Politics

Why Syrian refugees are welcome in Washington

Gov. Jay Inslee
VIDEO2:2802:28
US taking in Syrian refugees
VIDEO5:1905:19
Why we must stop refugees for now: Bill's co-author
VIDEO0:0000:00
Sen. Graham calls 'time out' on refugees

Last week the world witnessed the latest in a series of atrocities committed by the terrorist organization ISIS. These attacks were not just against the people of Paris or Beirut, but on all of us.

ISIS is a terrorist organization. It is a terrorist organization that the world must unite against. I am glad to see U.S. and French forces and our allies acting strongly in Syria. The terror of ISIS is felt daily by millions of Syrians attempting to flee from a near-certain fate of brutality or death. These families are fleeing a level of daily destruction and violence that few of us in the United States have thankfully ever known.


Our nation is built on a proud history of providing refuge for the poor, persecuted and disenfranchised. Every state in this nation has been made better by those who have chosen to move here to escape persecution or extreme poverty.
Gov. Jay Inslee, Washington
Source: The Office of Governor Jay Inslee

Unfortunately, in the days following the Paris attack, many people are channeling their fear and anger against ISIS into fear and anger against Syrians and Muslims. Even here in Washington state, a place that has been a leader on equality and inclusion, a Republican state lawmaker is publicly calling Islam "barbarian medievalism" and proclaiming the religion "is incompatible with Western civilization."

More than half the nation's governors have said they want to ban Syrian refugees from entering their states. They are talking about turning away people — half of them children — whose lives are in peril.

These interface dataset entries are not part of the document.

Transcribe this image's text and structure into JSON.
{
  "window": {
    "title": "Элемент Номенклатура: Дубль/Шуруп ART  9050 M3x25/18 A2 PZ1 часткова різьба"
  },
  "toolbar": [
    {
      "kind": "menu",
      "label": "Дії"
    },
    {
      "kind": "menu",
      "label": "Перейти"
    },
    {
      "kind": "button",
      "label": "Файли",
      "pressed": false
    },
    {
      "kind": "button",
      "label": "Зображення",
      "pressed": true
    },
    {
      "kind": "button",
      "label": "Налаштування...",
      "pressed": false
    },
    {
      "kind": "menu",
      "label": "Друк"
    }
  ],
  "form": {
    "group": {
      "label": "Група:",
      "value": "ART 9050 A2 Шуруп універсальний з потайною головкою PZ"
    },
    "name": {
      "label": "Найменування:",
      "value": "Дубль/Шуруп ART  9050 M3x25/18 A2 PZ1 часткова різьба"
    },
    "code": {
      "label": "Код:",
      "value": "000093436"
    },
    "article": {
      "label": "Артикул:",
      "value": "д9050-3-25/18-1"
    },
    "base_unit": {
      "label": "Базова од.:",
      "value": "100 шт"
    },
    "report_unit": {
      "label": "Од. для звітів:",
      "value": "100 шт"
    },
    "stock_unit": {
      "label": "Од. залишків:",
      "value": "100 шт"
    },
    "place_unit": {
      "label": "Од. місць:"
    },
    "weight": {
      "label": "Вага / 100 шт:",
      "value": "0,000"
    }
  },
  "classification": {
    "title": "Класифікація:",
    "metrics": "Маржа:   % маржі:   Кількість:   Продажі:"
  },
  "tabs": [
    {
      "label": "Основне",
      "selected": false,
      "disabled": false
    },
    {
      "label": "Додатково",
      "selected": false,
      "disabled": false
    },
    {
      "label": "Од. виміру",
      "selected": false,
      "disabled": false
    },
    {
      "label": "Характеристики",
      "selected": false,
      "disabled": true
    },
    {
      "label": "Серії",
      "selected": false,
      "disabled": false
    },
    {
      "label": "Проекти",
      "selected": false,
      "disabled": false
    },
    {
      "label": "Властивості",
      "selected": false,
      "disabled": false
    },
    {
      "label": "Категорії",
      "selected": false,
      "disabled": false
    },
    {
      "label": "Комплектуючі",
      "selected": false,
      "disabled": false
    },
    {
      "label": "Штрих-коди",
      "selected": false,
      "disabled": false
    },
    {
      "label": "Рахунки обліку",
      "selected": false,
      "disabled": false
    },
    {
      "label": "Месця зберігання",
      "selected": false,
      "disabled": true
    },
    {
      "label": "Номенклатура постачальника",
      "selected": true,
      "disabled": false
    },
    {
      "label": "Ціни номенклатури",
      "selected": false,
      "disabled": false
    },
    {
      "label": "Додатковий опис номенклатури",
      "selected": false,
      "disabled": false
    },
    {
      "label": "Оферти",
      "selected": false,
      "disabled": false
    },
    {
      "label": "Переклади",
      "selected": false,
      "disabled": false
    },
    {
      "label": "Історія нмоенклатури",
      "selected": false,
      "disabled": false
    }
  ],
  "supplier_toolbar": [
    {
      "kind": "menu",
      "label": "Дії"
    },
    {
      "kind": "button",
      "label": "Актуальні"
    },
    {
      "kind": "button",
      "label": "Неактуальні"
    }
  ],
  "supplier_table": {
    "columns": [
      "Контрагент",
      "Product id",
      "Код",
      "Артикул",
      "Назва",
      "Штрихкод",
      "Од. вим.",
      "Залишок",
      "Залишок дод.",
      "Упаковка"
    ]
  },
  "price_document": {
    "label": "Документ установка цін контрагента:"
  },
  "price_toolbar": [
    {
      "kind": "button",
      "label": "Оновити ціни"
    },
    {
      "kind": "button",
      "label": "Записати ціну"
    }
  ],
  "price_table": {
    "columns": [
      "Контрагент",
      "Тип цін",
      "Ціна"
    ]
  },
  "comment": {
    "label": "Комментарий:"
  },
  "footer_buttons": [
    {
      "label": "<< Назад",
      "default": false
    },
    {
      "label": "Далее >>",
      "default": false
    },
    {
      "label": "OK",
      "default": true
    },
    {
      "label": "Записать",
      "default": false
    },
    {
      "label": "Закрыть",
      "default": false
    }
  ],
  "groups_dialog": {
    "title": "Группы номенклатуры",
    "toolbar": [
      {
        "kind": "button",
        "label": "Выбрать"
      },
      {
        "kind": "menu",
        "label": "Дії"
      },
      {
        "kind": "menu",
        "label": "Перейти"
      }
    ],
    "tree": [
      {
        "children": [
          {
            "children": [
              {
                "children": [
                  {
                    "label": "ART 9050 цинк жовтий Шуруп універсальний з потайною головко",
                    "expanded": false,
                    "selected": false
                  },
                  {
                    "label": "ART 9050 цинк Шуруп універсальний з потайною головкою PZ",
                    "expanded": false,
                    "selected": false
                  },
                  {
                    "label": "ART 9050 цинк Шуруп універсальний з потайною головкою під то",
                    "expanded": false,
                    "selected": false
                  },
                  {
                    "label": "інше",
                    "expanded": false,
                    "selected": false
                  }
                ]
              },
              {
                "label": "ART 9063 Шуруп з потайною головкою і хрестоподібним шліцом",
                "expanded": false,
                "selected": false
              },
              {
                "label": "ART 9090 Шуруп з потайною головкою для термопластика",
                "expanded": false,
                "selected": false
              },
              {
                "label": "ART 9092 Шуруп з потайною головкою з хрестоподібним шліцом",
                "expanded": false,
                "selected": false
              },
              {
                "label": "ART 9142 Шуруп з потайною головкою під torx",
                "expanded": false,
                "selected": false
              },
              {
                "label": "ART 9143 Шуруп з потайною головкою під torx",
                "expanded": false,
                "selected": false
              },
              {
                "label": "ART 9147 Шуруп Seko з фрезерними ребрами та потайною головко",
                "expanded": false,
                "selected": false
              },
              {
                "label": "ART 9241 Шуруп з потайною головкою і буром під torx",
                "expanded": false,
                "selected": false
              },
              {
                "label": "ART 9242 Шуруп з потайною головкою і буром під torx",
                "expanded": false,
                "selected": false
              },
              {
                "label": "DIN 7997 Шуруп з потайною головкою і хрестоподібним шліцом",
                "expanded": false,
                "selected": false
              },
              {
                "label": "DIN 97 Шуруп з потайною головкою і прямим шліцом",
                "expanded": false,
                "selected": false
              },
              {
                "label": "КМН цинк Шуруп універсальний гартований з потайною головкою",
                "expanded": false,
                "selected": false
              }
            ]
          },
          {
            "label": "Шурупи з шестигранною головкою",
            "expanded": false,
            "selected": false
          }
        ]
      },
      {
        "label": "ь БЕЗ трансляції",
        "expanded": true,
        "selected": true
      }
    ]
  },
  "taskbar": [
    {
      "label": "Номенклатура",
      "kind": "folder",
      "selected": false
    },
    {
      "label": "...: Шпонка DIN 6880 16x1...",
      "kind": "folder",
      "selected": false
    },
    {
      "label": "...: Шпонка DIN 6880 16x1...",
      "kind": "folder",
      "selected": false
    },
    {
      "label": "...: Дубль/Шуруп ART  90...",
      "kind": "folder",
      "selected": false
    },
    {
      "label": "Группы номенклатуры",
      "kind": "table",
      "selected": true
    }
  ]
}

This is particularly disturbing, in part, because as a matter of federal law, governors don't have the power to stop refugees from settling in their states. The result has been a fast spread of fear, anxiety and misinformation about who these refugees are and how they enter our nation.


Fatima from Syria (front) walks ahead of other migrants as they make their way on foot after crossing the Croatian-Slovenian border, in Rigonce, Slovenia, October 22, 2015.
Why Syrian refugees are no threat

There is no disagreement that we must have a stringent and extensive application process and background checks for all refugees. Governors are correct to insist that the federal government remain vigilant and protect our citizens. Calls for safety are appropriate. Calls to turn away those escaping terror — even young children left parentless — are callous and ignorant.

I was among a group of governors briefed this week by officials from the White House and the departments of Homeland Security, State, and Health and Human Services. The Obama administration understands there are legitimate concerns about the safety and security of our residents.

I heard these officials reaffirm that refugees will continue to go through the highest level of security screening of any category of traveler to the United States. It is a multi-layered screening process that involves the use of biographic and biometric information, including background checks and fingerprints. That information is screened against multiple law enforcement and counterterrorism databases. There are multiple in-person interviews, and each screening is again reviewed by a supervisor.


A Syrian refugee cries while disembarking from a flooded raft at a beach on the Greek island of Lesbos.
Syrian refugee vetting process is tough enough

Because of the particular conditions regarding the Syrian crisis, there are additional security screens in place for Syrian refugees. The State Department assured us that it will continually monitor the process to ensure we have the strongest possible safeguards in place to provide refuge to those who need it while keeping out those who would seek to harm us.

On top of the misguided and divisive language we've heard from some about Syrian refugees, there is also a lot of misinformation about the type of people who flee from persecution. The State Department prioritizes the highest-risk and most-vulnerable groups of people — children, the elderly, and victims of torture or abuse. About half of all Syrian refugees are children.

America has many national security challenges and the fight against ISIS is one of them; innocent children and families fleeing persecution is not.


An airstrike by a U.S. led coaltion warplane explodes on an ISIL position on November 10, 2015 near the town of Hole, Rojava, Syria.
The key ISIS targets allies want to destroy

Our nation is built on a proud history of providing refuge for the poor, persecuted and disenfranchised. Every state in this nation has been made better by those who have chosen to move here to escape persecution or extreme poverty. We are more resilient, I hope, than to let the likes of ISIS break our spirit and splinter our identity. Compassion, hope and opportunity are some of the most fundamentally American values that we should fight like hell to protect.


Commentary by Jay Inslee, the 23rd governor of the state of Washington. He is a fifth-generation Washingtonian and former congressman who served in both Eastern and Western Washington. Follow him on Twitter @GovInslee